Publicity photo of Steve Coogan courtesy of Sky Consumer Comms

That the political class now finds itself relegated to accidental Alan Partridge territory along the with rest of the twits and twats that comprise English popular culture is meaningful, to say the least.

"I evolve, I don't…revolve."
-- Alan Partridge

Alan Partridge began as a gleeful media parody in the early '90s but thanks to Brexit he has evolved into a political one. In print and online, the hopelessly awkward radio DJ from Norwich, England, is used as an emblem for incompetent leadership and code word for inane political discourse.

Keep reading... Show less

The show is called Crazy Ex-Girlfriend largely because it spends time dismantling the structure that finds it easier to write women off as "crazy" than to offer them help or understanding.

In the latest episode of Crazy Ex-Girlfriend, the CW networks' highly acclaimed musical drama, the shows protagonist, Rebecca Bunch (Rachel Bloom), is at an all time low. Within the course of five episodes she has been left at the altar, cruelly lashed out at her friends, abandoned a promising new relationship, walked out of her job, had her murky mental health history exposed, slept with her ex boyfriend's ill father, and been forced to retreat to her notoriously prickly mother's (Tovah Feldshuh) uncaring guardianship. It's to the show's credit that none of this feels remotely ridiculous or emotionally manipulative.

Keep reading... Show less

If space is time—and space is literally time in the comics form—the world of the novel is a temporal cage. Manuele Fior pushes at the formal qualities of that cage to tell his story.

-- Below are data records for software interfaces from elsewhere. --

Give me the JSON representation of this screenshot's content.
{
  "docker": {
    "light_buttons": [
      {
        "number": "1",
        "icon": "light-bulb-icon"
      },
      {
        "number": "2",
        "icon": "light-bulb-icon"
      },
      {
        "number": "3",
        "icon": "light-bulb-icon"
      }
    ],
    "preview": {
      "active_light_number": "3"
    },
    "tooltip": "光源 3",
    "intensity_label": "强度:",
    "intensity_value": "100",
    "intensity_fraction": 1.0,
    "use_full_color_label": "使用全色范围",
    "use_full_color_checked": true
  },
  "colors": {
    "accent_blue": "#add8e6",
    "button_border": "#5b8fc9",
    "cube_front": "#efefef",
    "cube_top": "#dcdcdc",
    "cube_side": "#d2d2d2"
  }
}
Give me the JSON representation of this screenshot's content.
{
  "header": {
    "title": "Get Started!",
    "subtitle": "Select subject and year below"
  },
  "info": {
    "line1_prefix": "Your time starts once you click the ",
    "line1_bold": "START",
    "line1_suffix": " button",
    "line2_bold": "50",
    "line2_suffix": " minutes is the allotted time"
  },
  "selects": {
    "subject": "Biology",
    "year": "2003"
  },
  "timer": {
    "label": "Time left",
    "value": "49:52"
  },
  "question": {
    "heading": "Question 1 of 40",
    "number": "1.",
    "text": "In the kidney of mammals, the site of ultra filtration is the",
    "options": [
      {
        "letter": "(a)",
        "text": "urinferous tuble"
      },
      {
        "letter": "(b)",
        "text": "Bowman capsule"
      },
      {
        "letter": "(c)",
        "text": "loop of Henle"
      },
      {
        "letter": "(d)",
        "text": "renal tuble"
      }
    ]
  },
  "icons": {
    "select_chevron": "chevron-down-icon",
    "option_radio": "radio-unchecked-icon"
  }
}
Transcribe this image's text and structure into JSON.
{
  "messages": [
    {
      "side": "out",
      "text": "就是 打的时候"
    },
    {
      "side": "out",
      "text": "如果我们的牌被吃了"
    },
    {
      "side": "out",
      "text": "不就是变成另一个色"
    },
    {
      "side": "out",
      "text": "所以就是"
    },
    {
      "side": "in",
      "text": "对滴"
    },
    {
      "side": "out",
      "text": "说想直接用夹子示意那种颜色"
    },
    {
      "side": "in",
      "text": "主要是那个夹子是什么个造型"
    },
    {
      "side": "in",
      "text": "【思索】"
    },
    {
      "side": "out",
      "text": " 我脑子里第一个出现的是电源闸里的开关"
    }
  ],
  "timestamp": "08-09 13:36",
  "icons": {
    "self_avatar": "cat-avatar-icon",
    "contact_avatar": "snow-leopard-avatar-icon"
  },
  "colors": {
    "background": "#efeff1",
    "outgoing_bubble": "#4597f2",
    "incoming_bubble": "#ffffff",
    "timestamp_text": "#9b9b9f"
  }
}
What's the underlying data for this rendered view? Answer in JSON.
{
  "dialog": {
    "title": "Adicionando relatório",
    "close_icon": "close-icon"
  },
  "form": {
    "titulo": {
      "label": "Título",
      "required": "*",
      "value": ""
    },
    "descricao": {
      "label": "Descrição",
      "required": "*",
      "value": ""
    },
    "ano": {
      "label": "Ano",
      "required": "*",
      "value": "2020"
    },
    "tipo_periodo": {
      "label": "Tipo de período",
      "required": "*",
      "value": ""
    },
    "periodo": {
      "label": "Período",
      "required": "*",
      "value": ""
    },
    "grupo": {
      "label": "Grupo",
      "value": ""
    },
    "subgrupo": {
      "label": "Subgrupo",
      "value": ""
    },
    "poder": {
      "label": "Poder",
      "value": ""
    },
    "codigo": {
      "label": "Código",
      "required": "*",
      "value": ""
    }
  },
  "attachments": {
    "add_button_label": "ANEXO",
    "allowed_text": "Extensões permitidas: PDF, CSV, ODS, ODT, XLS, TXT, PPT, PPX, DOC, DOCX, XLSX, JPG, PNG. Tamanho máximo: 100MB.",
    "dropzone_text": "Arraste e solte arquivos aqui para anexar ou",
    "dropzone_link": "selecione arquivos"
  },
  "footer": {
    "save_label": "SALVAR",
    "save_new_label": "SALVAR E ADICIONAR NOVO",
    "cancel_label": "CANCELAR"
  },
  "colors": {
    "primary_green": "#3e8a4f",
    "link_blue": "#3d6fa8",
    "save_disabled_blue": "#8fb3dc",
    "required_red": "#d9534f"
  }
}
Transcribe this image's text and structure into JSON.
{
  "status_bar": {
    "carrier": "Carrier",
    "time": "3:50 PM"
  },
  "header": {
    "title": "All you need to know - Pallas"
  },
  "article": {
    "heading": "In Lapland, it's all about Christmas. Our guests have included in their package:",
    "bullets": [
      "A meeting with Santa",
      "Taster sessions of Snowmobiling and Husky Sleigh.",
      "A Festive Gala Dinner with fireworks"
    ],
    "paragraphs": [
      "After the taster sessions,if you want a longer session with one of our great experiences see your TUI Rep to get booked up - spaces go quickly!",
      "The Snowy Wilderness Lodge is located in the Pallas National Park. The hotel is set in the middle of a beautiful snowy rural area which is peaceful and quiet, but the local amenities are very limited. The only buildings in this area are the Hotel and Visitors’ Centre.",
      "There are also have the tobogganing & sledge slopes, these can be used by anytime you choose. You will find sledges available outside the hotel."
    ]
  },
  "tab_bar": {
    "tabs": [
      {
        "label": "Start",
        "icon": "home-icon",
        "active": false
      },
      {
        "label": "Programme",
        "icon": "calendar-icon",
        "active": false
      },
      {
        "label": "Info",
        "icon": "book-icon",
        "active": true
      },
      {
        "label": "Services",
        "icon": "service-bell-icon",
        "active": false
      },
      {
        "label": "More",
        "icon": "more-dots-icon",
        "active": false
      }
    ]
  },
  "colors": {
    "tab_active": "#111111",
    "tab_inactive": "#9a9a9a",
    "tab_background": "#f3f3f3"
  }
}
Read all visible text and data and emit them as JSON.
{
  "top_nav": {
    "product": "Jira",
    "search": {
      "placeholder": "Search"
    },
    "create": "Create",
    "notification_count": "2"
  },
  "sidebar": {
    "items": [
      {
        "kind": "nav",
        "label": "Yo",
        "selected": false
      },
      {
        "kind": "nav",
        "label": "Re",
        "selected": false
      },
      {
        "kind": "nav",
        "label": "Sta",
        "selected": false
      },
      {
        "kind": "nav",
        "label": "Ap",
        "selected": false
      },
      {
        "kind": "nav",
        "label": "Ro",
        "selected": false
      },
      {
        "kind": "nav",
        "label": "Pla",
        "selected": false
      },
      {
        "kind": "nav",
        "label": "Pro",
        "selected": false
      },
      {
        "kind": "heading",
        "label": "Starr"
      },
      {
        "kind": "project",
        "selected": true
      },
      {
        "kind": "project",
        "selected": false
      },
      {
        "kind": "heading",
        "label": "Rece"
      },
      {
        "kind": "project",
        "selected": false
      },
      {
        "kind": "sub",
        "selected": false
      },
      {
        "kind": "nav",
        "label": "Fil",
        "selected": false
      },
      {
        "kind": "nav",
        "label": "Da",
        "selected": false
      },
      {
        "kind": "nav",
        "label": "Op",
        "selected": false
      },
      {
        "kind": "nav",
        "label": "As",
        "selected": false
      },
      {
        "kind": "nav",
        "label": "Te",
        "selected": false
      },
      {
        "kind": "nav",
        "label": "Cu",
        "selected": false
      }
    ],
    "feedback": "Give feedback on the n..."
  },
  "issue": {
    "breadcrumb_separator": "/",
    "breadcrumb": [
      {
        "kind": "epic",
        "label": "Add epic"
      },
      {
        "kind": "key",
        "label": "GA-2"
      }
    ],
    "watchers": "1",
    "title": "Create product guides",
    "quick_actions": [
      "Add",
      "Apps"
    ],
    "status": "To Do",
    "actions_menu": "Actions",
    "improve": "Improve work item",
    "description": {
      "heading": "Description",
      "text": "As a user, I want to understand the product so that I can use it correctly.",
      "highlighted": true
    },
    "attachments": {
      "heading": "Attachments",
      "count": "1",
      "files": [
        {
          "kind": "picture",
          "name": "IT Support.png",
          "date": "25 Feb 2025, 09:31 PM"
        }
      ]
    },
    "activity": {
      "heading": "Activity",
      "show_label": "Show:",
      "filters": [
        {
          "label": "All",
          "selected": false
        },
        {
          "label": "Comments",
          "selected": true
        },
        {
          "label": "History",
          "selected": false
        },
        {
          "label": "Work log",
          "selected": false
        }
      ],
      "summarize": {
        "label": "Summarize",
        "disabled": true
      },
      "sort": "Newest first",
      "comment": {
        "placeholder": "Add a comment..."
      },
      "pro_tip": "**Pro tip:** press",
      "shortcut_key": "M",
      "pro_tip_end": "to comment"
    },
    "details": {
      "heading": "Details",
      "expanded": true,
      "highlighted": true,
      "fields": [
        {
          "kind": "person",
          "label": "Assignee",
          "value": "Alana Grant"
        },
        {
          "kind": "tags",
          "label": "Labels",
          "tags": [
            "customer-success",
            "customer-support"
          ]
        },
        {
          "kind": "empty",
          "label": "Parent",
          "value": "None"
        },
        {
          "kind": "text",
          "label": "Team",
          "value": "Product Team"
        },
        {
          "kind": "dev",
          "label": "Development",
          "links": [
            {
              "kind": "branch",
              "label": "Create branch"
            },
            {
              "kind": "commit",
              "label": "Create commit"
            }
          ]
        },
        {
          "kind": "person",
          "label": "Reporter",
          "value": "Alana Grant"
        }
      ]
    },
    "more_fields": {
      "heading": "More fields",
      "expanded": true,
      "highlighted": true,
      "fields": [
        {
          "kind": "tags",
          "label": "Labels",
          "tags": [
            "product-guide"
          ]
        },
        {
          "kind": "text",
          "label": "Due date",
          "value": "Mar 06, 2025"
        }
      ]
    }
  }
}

Manuele Fior's 5,000 Km Per Second was originally published in 2009 and, after winning the Angouléme and Lucca comics festivals awards in 2010 and 2011, was translated and published in English for the first time in 2016. As suggested by its title, the graphic novel explores the effects of distance across continents and decades. Its love triangle begins when the teenaged Piero and his best friend Nicola ogle Lucia as she moves into an apartment across the street and concludes 20 estranged years later on that same street. The intervening years include multiple heartbreaks and the one second phone delay Lucia in Norway and Piero in Egypt experience as they speak while 5,000 kilometers apart.

Keep reading... Show less

Featuring a shining collaboration with Terry Riley, the Del Sol String Quartet have produced an excellent new music recording during their 25 years as an ensemble.

Dark Queen Mantra, both the composition and the album itself, represent a collaboration between the Del Sol String Quartet and legendary composer Terry Riley. Now in their 25th year, Del Sol have consistently championed modern music through their extensive recordings (11 to date), community and educational outreach efforts, and performances stretching from concert halls and the Library of Congress to San Francisco dance clubs. Riley, a defining figure of minimalist music, has continually infused his compositions with elements of jazz and traditional Indian elements such as raga melodies and rhythms. Featuring two contributions from Riley, as well as one from former Riley collaborator Stefano Scodanibbio, Dark Queen Mantra continues Del Sol's objective of exploring new avenues for the string quartet format.

Keep reading... Show less
Pop Ten
Mixed Media
PM Picks

© 1999-2017 All rights reserved.
Popmatters is wholly independently owned and operated.